Everything you post is public. The idea that you can limit your audience is an illusion. Whether your message is a faculty newsletter, a letter to alumni, or a student-focused social media post, assume that whatever you send will ultimately reach the widest possible audience.
Consult your cabinet. When in doubt, I run the team lead’s ideas to see who I may have inadvertently offended or left out. But remember that your older employees may come off as overprotective and therefore risk averse. As Tulane’s chief of staff to the president, I hesitated to recommend that my boss stick his neck out and suffer the backlash, even if I would choose that risk myself.
But don’t overdo it. The inertia of consulting too many people can be worse than the risk of your message not being exactly right. Too many rounds of editing can delay delivery and degrade your voice so much that the output is milquetoast, why even bother? If you’re circulating a Google Doc, avoid chaos by only allowing comments, not edits that can become messy or substitute someone else’s tone for your own.
Stick to subjects where your message can be effective. I will be relieved to manage my career without ever making a public statement about the Middle East—a hugely complex and important subject that I confide in others about. Stick to issues that have a direct impact on higher education and our students, even if that can be hard to define. I may not weigh in on the intricacies of the nation’s immigration policy, but I have taken a stand in support of DACA and international students. Pick your battles to maintain credibility and avoid diluting the power of your messages. You cannot become a daily news commenter.

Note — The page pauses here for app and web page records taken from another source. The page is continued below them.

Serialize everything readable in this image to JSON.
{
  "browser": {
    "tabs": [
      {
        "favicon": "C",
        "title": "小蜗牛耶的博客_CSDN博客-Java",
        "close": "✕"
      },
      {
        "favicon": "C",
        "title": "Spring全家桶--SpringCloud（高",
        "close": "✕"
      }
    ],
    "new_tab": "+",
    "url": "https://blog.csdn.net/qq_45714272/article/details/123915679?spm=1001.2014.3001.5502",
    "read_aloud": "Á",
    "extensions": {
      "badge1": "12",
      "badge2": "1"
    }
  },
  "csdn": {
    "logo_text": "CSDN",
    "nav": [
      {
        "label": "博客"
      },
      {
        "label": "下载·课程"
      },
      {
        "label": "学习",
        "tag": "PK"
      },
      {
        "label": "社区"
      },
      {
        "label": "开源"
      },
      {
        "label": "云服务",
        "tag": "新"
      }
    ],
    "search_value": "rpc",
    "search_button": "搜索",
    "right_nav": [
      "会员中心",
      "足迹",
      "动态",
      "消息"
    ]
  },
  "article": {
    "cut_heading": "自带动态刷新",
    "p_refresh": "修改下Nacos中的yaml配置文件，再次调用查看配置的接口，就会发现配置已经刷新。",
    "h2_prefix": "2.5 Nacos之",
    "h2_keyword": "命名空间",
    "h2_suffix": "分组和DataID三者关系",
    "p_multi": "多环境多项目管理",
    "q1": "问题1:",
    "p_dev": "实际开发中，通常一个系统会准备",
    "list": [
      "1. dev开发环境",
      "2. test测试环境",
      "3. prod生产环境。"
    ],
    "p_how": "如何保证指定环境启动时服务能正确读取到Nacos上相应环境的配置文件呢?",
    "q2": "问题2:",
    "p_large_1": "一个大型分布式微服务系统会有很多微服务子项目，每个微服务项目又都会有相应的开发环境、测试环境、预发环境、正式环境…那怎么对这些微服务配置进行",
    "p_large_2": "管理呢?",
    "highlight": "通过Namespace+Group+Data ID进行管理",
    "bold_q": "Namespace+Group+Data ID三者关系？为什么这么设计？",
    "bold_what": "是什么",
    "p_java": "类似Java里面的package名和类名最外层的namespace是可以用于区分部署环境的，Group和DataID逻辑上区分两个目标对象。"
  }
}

Raise issues that should matter more. We can say something meaningful without dividing our communities by instead highlighting issues that deserve more attention. Critics may argue that doubling Pell Grants it’s too expensive, but I’m not waving a red flag at the bull by advocating more educational opportunities. When I talk about domestic violence and sexual assault, I know that no one is publicly in favor of violence against women. We have a chance to fight inertia and apathy, to convince without causing controversy.